## [EXTRACTED RECORDS]
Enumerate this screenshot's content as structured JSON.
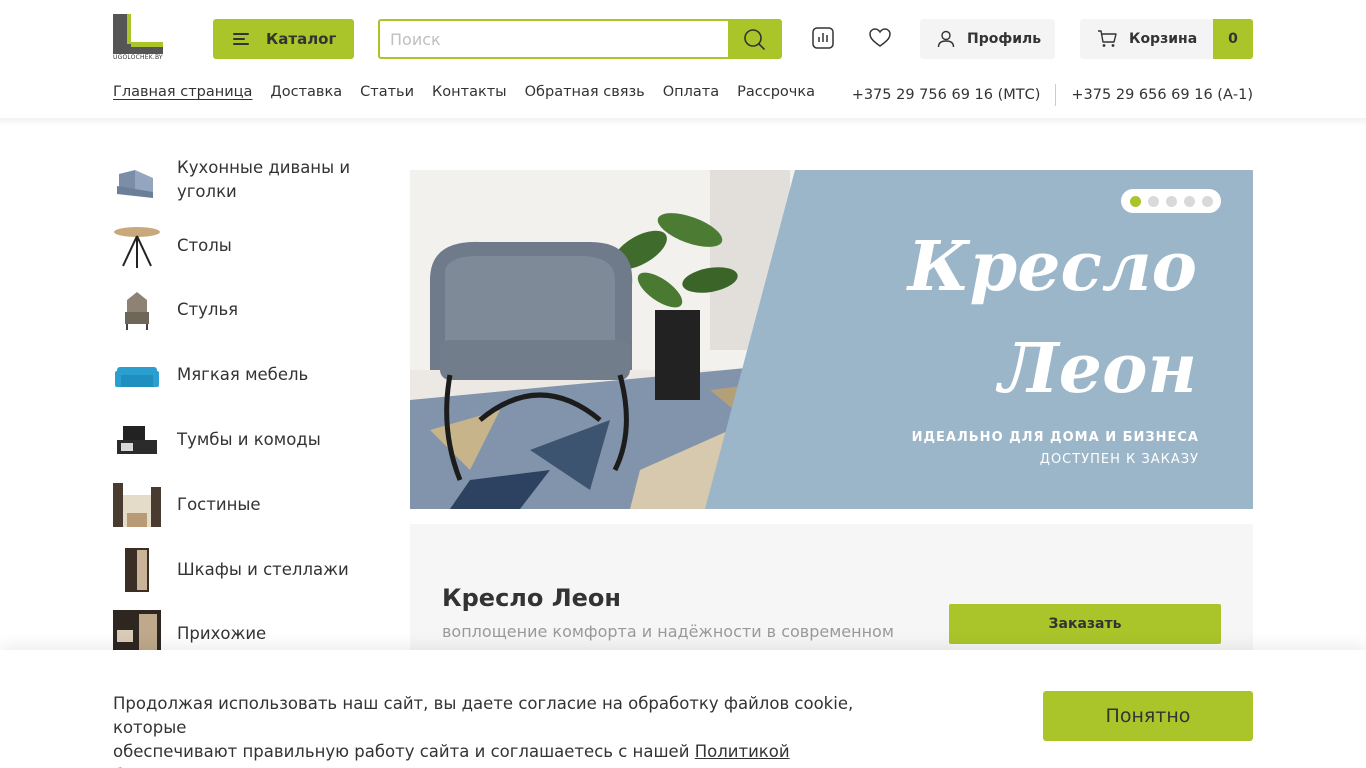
{
  "header": {
    "logo_text": "UGOLOCHEK.BY",
    "catalog_label": "Каталог",
    "search_placeholder": "Поиск",
    "profile_label": "Профиль",
    "cart_label": "Корзина",
    "cart_count": "0"
  },
  "nav": {
    "items": [
      {
        "label": "Главная страница"
      },
      {
        "label": "Доставка"
      },
      {
        "label": "Статьи"
      },
      {
        "label": "Контакты"
      },
      {
        "label": "Обратная связь"
      },
      {
        "label": "Оплата"
      },
      {
        "label": "Рассрочка"
      }
    ],
    "phones": [
      "+375 29 756 69 16 (МТС)",
      "+375 29 656 69 16 (А-1)"
    ]
  },
  "sidebar": {
    "categories": [
      {
        "label": "Кухонные диваны и уголки",
        "icon": "kitchen-sofa-icon"
      },
      {
        "label": "Столы",
        "icon": "table-icon"
      },
      {
        "label": "Стулья",
        "icon": "chair-icon"
      },
      {
        "label": "Мягкая мебель",
        "icon": "sofa-icon"
      },
      {
        "label": "Тумбы и комоды",
        "icon": "tv-stand-icon"
      },
      {
        "label": "Гостиные",
        "icon": "living-room-icon"
      },
      {
        "label": "Шкафы и стеллажи",
        "icon": "wardrobe-icon"
      },
      {
        "label": "Прихожие",
        "icon": "hallway-icon"
      }
    ]
  },
  "banner": {
    "title_line1": "Кресло",
    "title_line2": "Леон",
    "subtitle_line1": "ИДЕАЛЬНО ДЛЯ ДОМА И БИЗНЕСА",
    "subtitle_line2": "ДОСТУПЕН К ЗАКАЗУ",
    "slides_total": 5,
    "active_slide": 1
  },
  "product": {
    "title": "Кресло Леон",
    "description": "воплощение комфорта и надёжности в современном",
    "order_label": "Заказать"
  },
  "cookie": {
    "text_line1": "Продолжая использовать наш сайт, вы даете согласие на обработку файлов cookie, которые",
    "text_line2": "обеспечивают правильную работу сайта и соглашаетесь с нашей ",
    "link_label": "Политикой безопасности",
    "button_label": "Понятно"
  },
  "colors": {
    "accent": "#a9c52a",
    "banner_bg": "#9bb5c9"
  }
}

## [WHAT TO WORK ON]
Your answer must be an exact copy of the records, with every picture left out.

## [ANSWER AREA]
Enumerate this screenshot's content as structured JSON.
{
  "header": {
    "logo_text": "UGOLOCHEK.BY",
    "catalog_label": "Каталог",
    "search_placeholder": "Поиск",
    "profile_label": "Профиль",
    "cart_label": "Корзина",
    "cart_count": "0"
  },
  "nav": {
    "items": [
      {
        "label": "Главная страница"
      },
      {
        "label": "Доставка"
      },
      {
        "label": "Статьи"
      },
      {
        "label": "Контакты"
      },
      {
        "label": "Обратная связь"
      },
      {
        "label": "Оплата"
      },
      {
        "label": "Рассрочка"
      }
    ],
    "phones": [
      "+375 29 756 69 16 (МТС)",
      "+375 29 656 69 16 (А-1)"
    ]
  },
  "sidebar": {
    "categories": [
      {
        "label": "Кухонные диваны и уголки",
        "icon": "kitchen-sofa-icon"
      },
      {
        "label": "Столы",
        "icon": "table-icon"
      },
      {
        "label": "Стулья",
        "icon": "chair-icon"
      },
      {
        "label": "Мягкая мебель",
        "icon": "sofa-icon"
      },
      {
        "label": "Тумбы и комоды",
        "icon": "tv-stand-icon"
      },
      {
        "label": "Гостиные",
        "icon": "living-room-icon"
      },
      {
        "label": "Шкафы и стеллажи",
        "icon": "wardrobe-icon"
      },
      {
        "label": "Прихожие",
        "icon": "hallway-icon"
      }
    ]
  },
  "banner": {
    "title_line1": "Кресло",
    "title_line2": "Леон",
    "subtitle_line1": "ИДЕАЛЬНО ДЛЯ ДОМА И БИЗНЕСА",
    "subtitle_line2": "ДОСТУПЕН К ЗАКАЗУ",
    "slides_total": 5,
    "active_slide": 1
  },
  "product": {
    "title": "Кресло Леон",
    "description": "воплощение комфорта и надёжности в современном",
    "order_label": "Заказать"
  },
  "cookie": {
    "text_line1": "Продолжая использовать наш сайт, вы даете согласие на обработку файлов cookie, которые",
    "text_line2": "обеспечивают правильную работу сайта и соглашаетесь с нашей ",
    "link_label": "Политикой безопасности",
    "button_label": "Понятно"
  },
  "colors": {
    "accent": "#a9c52a",
    "banner_bg": "#9bb5c9"
  }
}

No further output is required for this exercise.